Me and Banksy
Me and Banksy
When the first camera appeared, high on our cafeteria wall, Holden and I bickered about it. He called it “a Big Brother surveillance tool” and “a symbol of the corporate overlords,” which didn’t really make sense. The school was a non-profit organization, not a corporation, I told him. And even if it were a corporation, it’s not like anyone cared what we did, as long as we went to class and acted like normal human beings.
Me and Banksy is a thoroughly enjoyable tale of an eighth grade student named Dominica who challenges the administration at her school to remove cameras that are infringing on the privacy of the students. Mitchell Academy for gifted students has cameras, lots of them. When Dominica notices her shirt is inside-out, she quickly flips it around in a dark corner of the library, but then the school surveillance system gets hacked, and the video of her changing is released onto the student internet forum. Dom and her best friend Saanvi go to the principal about their concerns, but when their complaints fall on deaf ears, the girls, along with their friends, organize a peaceful rebellion based on the street art of British artist Banksy.
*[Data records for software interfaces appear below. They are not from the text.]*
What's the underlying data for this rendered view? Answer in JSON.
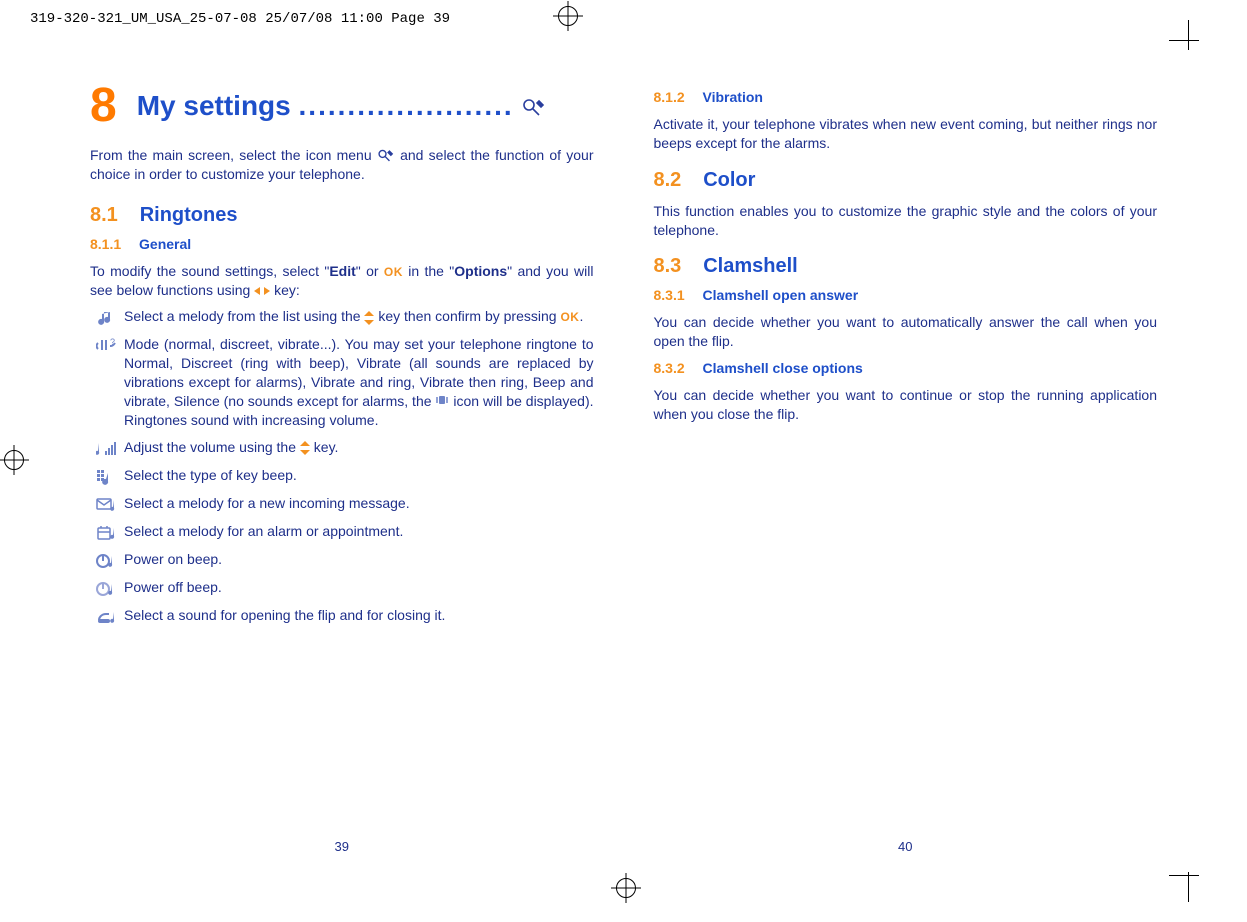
{
  "print_header": "319-320-321_UM_USA_25-07-08  25/07/08  11:00  Page 39",
  "chapter": {
    "num": "8",
    "title": "My settings",
    "dots": "......................"
  },
  "intro_before": "From the main screen, select the icon menu ",
  "intro_after": " and select the function of your choice in order to customize your telephone.",
  "s81": {
    "num": "8.1",
    "title": "Ringtones"
  },
  "s811": {
    "num": "8.1.1",
    "title": "General"
  },
  "general_intro_1": "To modify the sound settings, select \"",
  "general_intro_edit": "Edit",
  "general_intro_2": "\" or ",
  "general_intro_3": " in the \"",
  "general_intro_options": "Options",
  "general_intro_4": "\" and you will see below functions using ",
  "general_intro_5": " key:",
  "rows": [
    {
      "text_before": "Select a melody from the list using the ",
      "text_after": " key then confirm by pressing ",
      "text_tail": ".",
      "has_updown": true,
      "has_ok": true
    },
    {
      "text": "Mode (normal, discreet, vibrate...). You may set your telephone ringtone to Normal, Discreet (ring with beep), Vibrate (all sounds are replaced by vibrations except for alarms), Vibrate and ring, Vibrate then ring, Beep and vibrate, Silence (no sounds except for alarms, the ",
      " text_mid_after": " icon will be displayed). Ringtones sound with increasing volume."
    },
    {
      "text_before": "Adjust the volume using the ",
      "text_after": " key.",
      "has_updown": true
    },
    {
      "text": "Select the type of key beep."
    },
    {
      "text": "Select a melody for a new incoming message."
    },
    {
      "text": "Select a melody for an alarm or appointment."
    },
    {
      "text": "Power on beep."
    },
    {
      "text": "Power off beep."
    },
    {
      "text": "Select a sound for opening the flip and for closing it."
    }
  ],
  "ok_label": "OK",
  "s812": {
    "num": "8.1.2",
    "title": "Vibration"
  },
  "vibration_body": "Activate it, your telephone vibrates when new event coming, but neither rings nor beeps except for the alarms.",
  "s82": {
    "num": "8.2",
    "title": "Color"
  },
  "color_body": "This function enables you to customize the graphic style and the colors of your telephone.",
  "s83": {
    "num": "8.3",
    "title": "Clamshell"
  },
  "s831": {
    "num": "8.3.1",
    "title": "Clamshell open answer"
  },
  "s831_body": "You can decide whether you want to automatically answer the call when you open the flip.",
  "s832": {
    "num": "8.3.2",
    "title": "Clamshell close options"
  },
  "s832_body": "You can decide whether you want to continue or stop the running application when you close the flip.",
  "page_left": "39",
  "page_right": "40",
  "icons": {
    "melody": "music-note-icon",
    "mode": "mode-ring-icon",
    "volume": "volume-bars-icon",
    "keybeep": "keypad-beep-icon",
    "message": "message-melody-icon",
    "alarm": "alarm-melody-icon",
    "poweron": "power-on-icon",
    "poweroff": "power-off-icon",
    "flip": "flip-sound-icon",
    "vibrate": "vibrate-icon",
    "tools": "settings-tools-icon"
  }
}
Although the novel is technically about vandalism, it is full of heartwarming friendships, supportive parents, and excellent teachers that push their students to think critically and act responsibly. There is a clear line drawn between vandalism for the sake of vandalism and thoughtful protest; however, some teachers may not want to recommend this book to students they feel aren’t capable of making this distinction. The novel also focuses more on the issue of privacy rather than the real concerns about cyber bullying, but the author does address this concern at the back of the book.
While the final showdown is a little over the top, it didn’t feel out of line with the characters, and the reader feels satisfied at the conclusion. Overall, Me and Banksy is engaging, well-plotted, and ultimately thought provoking novel.
Alise Nelson is a graduate of Simon Fraser University with a double major in English and History. She is currently an MLIS student and a Library Assistant in teen services at the Prince George Public Library in British Columbia.